Black holes are already at the top of the list of the scariest things in the universe to be avoided at all costs, but that hasn’t stopped astronomers from continuing to research them and make these mysterious light-suckers (chupa-lux-ers?) even scarier. Recently, an international team of astronomers has been taking a new look at an old black hole – Cygnus X-1, the first black hole ever identified as such and one of the closest to Earth. Their observation led to a good-news-bad-news revelation that is unusual for astronomers – Cygnus X-1 is farther away from us than first thought (good news) but it’s 50 percent bigger than previously thought (bad news) – so much bigger that it may force scientists to rethink how black holes are formed (worse news?).
“To some extent, the result was serendipitous. We had not initially set out to remeasure the distance and black hole mass, but when we had analyzed our data, we realized its full potential.”
That understated comment to The New York Times by James Miller-Jones of the International Centre for Radio Astronomy Research at Curtin University in Australia and co-author of the new study one the discovery, published in the journal Science, means the astronomers were surprised and shocked by what they found when they pointed the Very Long Baseline Array of 10 radio telescopes at Cygnus X-1 – the black hole discovered in 1964 using space Geiger counters. Located in the Cygnus constellation, it was believed to be 6,070 light-years and about 14.8 solar masses … and yet not believed to be a black hole by Stephen Hawking, who eventually lost a bet with physicist Kip Thorne when he was convinced in 1990.
The six-day observation allowed astronomers to adjust the distance to Cygnus X-1, increasing it from 6,070 light-years to a little over 7,000. However, that recalculation meant that their size measurements were off.

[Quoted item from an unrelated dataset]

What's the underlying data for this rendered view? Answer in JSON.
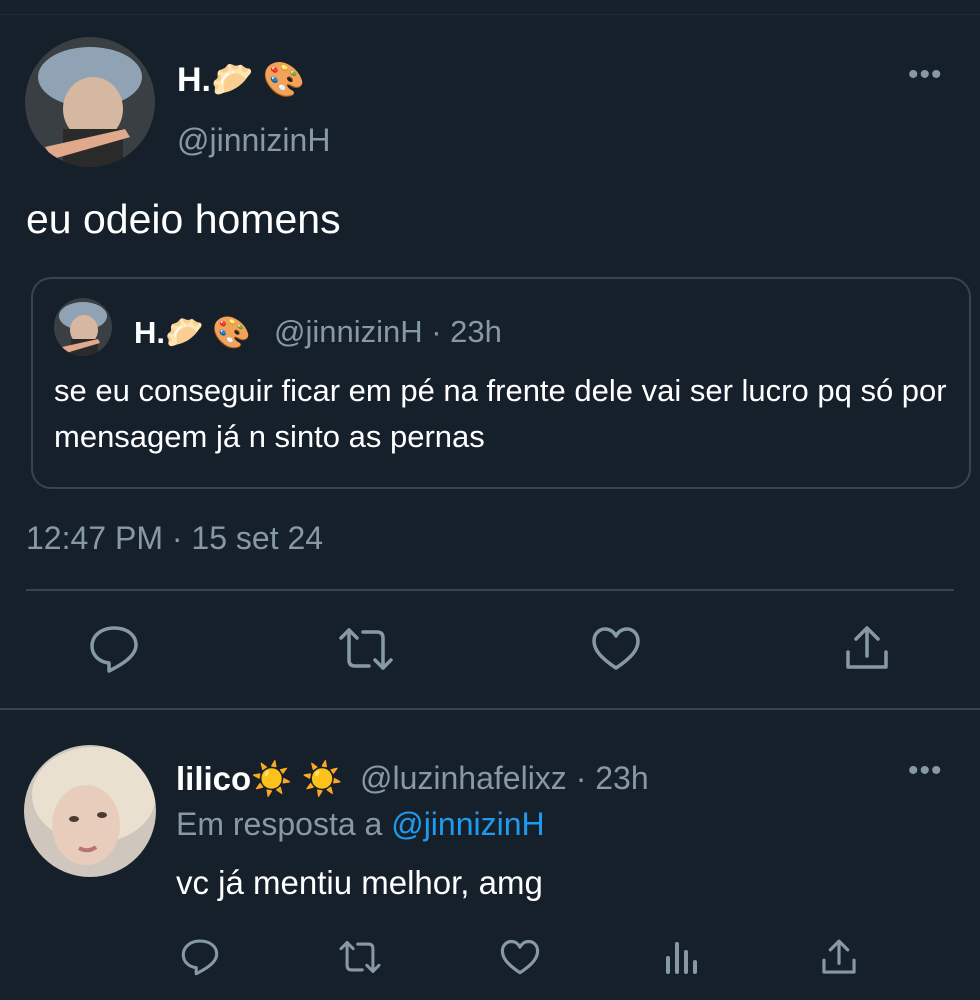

When they fed the new distance into the calculations of luminosity and mass, the black hole’s estimated mass grew by almost 50 percent to 21.2 solar masses. That’s 21 times the mass of our Sun, which pushed Cygnus X-1 into a new realm – scientists had previously set the maximum size limit for black holes at 20 solar masses.
“Using the updated measurements for the black hole’s mass and its distance away from Earth, we were able to confirm that Cygnus X-1 is spinning incredibly quickly — very close to the speed of light and faster than any other black hole found to date.”
Not only is it a record-breaking size, it’s spinning at a record-breaking rate, according to co-author Xueshan Zhao, a Ph.D. candidate studying at the National Astronomical Observatories of the Chinese Academy of Sciences. All of this data put together means Cygnus X-1 was a star approximately 60 times the mass of the Sun before it collapsed tens of thousands of years ago, and it’s losing mass at a far slower rate than previously thought. Oh, and one more thing to make Cygnus X-1 the king of strange black holes, according to co-author Professor Ilya Mandel, an astrophysicist at Monash University and the ARC Centre of Excellence in Gravitational Wave Discovery (OzGrav).
“Incredibly, it’s orbiting its companion star — a supergiant — every five and a half days at just one-fifth of the distance between the Earth and the Sun.”
What does all of this mean? Miller-Jones tells Technology Review that they need to revise their models in anticipation of using the planned Square Kilometer Array in Australia and South Africa to search for more nearby black holes – a revision that could put the number of black holes in the Milky Way alone at anywhere from 10 million to a billion!
What would Stephen Hawking think of Cygnus X-1 now?